WORK ITEM →
All entries below are to be written out again exactly, but no picture is to be copied.

RECORDS FOR THE EXERCISE →
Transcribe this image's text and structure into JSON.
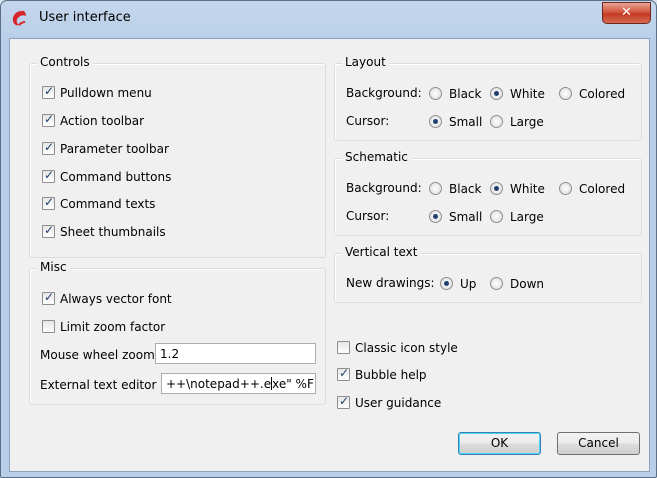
{
  "window": {
    "title": "User interface",
    "close_glyph": "✕",
    "logo_icon": "app-logo-icon"
  },
  "controls": {
    "title": "Controls",
    "items": [
      {
        "label": "Pulldown menu",
        "checked": true
      },
      {
        "label": "Action toolbar",
        "checked": true
      },
      {
        "label": "Parameter toolbar",
        "checked": true
      },
      {
        "label": "Command buttons",
        "checked": true
      },
      {
        "label": "Command texts",
        "checked": true
      },
      {
        "label": "Sheet thumbnails",
        "checked": true
      }
    ]
  },
  "misc": {
    "title": "Misc",
    "always_vector_font": {
      "label": "Always vector font",
      "checked": true
    },
    "limit_zoom_factor": {
      "label": "Limit zoom factor",
      "checked": false
    },
    "mouse_wheel_zoom": {
      "label": "Mouse wheel zoom",
      "value": "1.2"
    },
    "external_text_editor": {
      "label": "External text editor",
      "value_before": "++\\notepad++.e",
      "value_after": "xe\" %F"
    }
  },
  "layout": {
    "title": "Layout",
    "background_label": "Background:",
    "cursor_label": "Cursor:",
    "background_options": [
      "Black",
      "White",
      "Colored"
    ],
    "background_selected": "White",
    "cursor_options": [
      "Small",
      "Large"
    ],
    "cursor_selected": "Small"
  },
  "schematic": {
    "title": "Schematic",
    "background_label": "Background:",
    "cursor_label": "Cursor:",
    "background_options": [
      "Black",
      "White",
      "Colored"
    ],
    "background_selected": "White",
    "cursor_options": [
      "Small",
      "Large"
    ],
    "cursor_selected": "Small"
  },
  "vertical_text": {
    "title": "Vertical text",
    "new_drawings_label": "New drawings:",
    "options": [
      "Up",
      "Down"
    ],
    "selected": "Up"
  },
  "extras": [
    {
      "label": "Classic icon style",
      "checked": false
    },
    {
      "label": "Bubble help",
      "checked": true
    },
    {
      "label": "User guidance",
      "checked": true
    }
  ],
  "buttons": {
    "ok": "OK",
    "cancel": "Cancel"
  },
  "colors": {
    "close_button": "#c23a24",
    "check_mark": "#233d6e",
    "default_button_border": "#3c7fb1"
  }
}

EXERCISE RESPONSE →
Transcribe this image's text and structure into JSON.
{
  "window": {
    "title": "User interface",
    "close_glyph": "✕",
    "logo_icon": "app-logo-icon"
  },
  "controls": {
    "title": "Controls",
    "items": [
      {
        "label": "Pulldown menu",
        "checked": true
      },
      {
        "label": "Action toolbar",
        "checked": true
      },
      {
        "label": "Parameter toolbar",
        "checked": true
      },
      {
        "label": "Command buttons",
        "checked": true
      },
      {
        "label": "Command texts",
        "checked": true
      },
      {
        "label": "Sheet thumbnails",
        "checked": true
      }
    ]
  },
  "misc": {
    "title": "Misc",
    "always_vector_font": {
      "label": "Always vector font",
      "checked": true
    },
    "limit_zoom_factor": {
      "label": "Limit zoom factor",
      "checked": false
    },
    "mouse_wheel_zoom": {
      "label": "Mouse wheel zoom",
      "value": "1.2"
    },
    "external_text_editor": {
      "label": "External text editor",
      "value_before": "++\\notepad++.e",
      "value_after": "xe\" %F"
    }
  },
  "layout": {
    "title": "Layout",
    "background_label": "Background:",
    "cursor_label": "Cursor:",
    "background_options": [
      "Black",
      "White",
      "Colored"
    ],
    "background_selected": "White",
    "cursor_options": [
      "Small",
      "Large"
    ],
    "cursor_selected": "Small"
  },
  "schematic": {
    "title": "Schematic",
    "background_label": "Background:",
    "cursor_label": "Cursor:",
    "background_options": [
      "Black",
      "White",
      "Colored"
    ],
    "background_selected": "White",
    "cursor_options": [
      "Small",
      "Large"
    ],
    "cursor_selected": "Small"
  },
  "vertical_text": {
    "title": "Vertical text",
    "new_drawings_label": "New drawings:",
    "options": [
      "Up",
      "Down"
    ],
    "selected": "Up"
  },
  "extras": [
    {
      "label": "Classic icon style",
      "checked": false
    },
    {
      "label": "Bubble help",
      "checked": true
    },
    {
      "label": "User guidance",
      "checked": true
    }
  ],
  "buttons": {
    "ok": "OK",
    "cancel": "Cancel"
  },
  "colors": {
    "close_button": "#c23a24",
    "check_mark": "#233d6e",
    "default_button_border": "#3c7fb1"
  }
}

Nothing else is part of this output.